Lead Scotland is a voluntary organisation set up to empower disabled adults and young people, and carers across Scotland to access learning opportunities. Our organisation understands the barriers to learning essential digital skills experienced by disabled people and carers. So, with funding from the Scottish Council for Voluntary Organisations Digital Participation Charter, we have been able to partner with The Open University in Scotland to create this course.

We worked with 29 disabled people to coproduce the content of the course. All participants completed a questionnaire to identify digital skills they had or did not have. Each participant was asked to suggest and comment on specific content they would like to see in the course and express their interest in any further involvement with the course content. Nine of the participants were happy to be involved further. The outline of the course content was guided by the UK government’s ‘Essential digital skills framework’. Lead Scotland’s Learning Coordinator and four volunteers, three of whom have identified as disabled, each worked on specific sections to coproduce and complete the whole course.

Information about computer and digital technology is extensive, ever-growing and too vast to capture in the six lessons of this course. However, the course is intended to equip you with the basics and hopefully give you the skills and confidence to explore other freely available information. Once you gain confidence in accessing online resources, you will be able to fill any missing gaps that this course may have for you. There will be gaps, because computing devices come in all shapes and forms, and can function in different ways. As new technologies develop constantly, each of us is a learner, whether we are a beginner or specialist in any of the numerous computing fields.

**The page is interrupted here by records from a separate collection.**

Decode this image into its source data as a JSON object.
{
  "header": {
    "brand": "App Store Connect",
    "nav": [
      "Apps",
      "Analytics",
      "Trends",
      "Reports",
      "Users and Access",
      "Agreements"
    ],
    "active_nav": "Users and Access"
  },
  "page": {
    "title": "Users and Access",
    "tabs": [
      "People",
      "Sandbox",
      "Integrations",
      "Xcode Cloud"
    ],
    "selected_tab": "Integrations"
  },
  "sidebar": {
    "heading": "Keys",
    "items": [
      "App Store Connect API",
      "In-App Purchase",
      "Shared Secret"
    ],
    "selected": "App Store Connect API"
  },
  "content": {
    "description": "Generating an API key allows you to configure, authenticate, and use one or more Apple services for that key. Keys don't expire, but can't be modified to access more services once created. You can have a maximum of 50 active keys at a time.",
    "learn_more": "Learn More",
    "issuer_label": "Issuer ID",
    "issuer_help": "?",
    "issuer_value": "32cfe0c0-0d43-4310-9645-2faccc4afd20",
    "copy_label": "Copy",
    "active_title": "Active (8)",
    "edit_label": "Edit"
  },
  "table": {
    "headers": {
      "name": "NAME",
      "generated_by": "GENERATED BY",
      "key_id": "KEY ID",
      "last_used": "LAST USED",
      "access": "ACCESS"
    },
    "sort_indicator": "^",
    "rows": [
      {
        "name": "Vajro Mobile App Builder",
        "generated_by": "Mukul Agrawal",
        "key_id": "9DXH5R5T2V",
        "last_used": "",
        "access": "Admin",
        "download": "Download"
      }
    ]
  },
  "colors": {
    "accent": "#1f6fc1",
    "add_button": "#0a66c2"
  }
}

After studying this course, you should feel equipped with digital skills that are important to function in the modern world. You will be able to:

  • Use a computer and make it more accessible.

  • Create your own files using Microsoft Word.

  • Send and receive messages via email, Facebook, Twitter and Skype.

  • Access and search the internet securely.

  • Use online services such as shopping and banking.

  • Stay safe and legal online.

We hope that you enjoy the course and benefit from signing up to other free courses once you have the digital skills, confidence and trust to go online and connect!

Let’s get started with Lesson 1 [Tip: hold Ctrl and click a link to open it in a new tab. (Hide tip)] .

Acknowledgements